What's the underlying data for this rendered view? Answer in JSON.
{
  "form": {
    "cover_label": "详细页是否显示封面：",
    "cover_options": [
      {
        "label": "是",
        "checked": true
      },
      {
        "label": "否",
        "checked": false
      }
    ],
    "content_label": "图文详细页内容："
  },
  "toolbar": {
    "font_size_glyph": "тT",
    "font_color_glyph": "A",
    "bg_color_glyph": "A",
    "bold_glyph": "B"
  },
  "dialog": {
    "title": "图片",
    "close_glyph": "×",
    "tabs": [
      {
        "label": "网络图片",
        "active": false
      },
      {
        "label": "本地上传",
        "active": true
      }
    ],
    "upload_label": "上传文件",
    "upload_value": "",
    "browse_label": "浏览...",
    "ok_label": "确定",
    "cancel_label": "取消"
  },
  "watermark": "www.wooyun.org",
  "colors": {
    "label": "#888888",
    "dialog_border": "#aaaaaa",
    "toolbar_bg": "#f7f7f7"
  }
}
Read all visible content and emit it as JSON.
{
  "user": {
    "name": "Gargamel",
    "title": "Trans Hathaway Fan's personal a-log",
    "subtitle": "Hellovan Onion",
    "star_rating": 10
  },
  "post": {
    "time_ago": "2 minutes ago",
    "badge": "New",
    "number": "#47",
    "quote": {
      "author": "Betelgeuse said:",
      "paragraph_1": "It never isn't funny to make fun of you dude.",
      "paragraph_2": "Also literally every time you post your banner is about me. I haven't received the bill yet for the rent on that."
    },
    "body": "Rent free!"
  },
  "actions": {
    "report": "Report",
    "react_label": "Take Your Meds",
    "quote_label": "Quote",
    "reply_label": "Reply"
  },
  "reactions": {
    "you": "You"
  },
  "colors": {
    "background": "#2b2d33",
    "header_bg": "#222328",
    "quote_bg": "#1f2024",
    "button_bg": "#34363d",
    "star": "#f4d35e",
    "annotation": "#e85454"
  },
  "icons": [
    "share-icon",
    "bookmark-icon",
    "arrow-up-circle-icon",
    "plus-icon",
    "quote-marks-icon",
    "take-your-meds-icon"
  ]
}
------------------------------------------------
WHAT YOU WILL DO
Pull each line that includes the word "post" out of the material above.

SOLUTION TO THIS PROBLEM
  "post": {
      "paragraph_2": "Also literally every time you post your banner is about me. I haven't received the bill yet for the rent on that."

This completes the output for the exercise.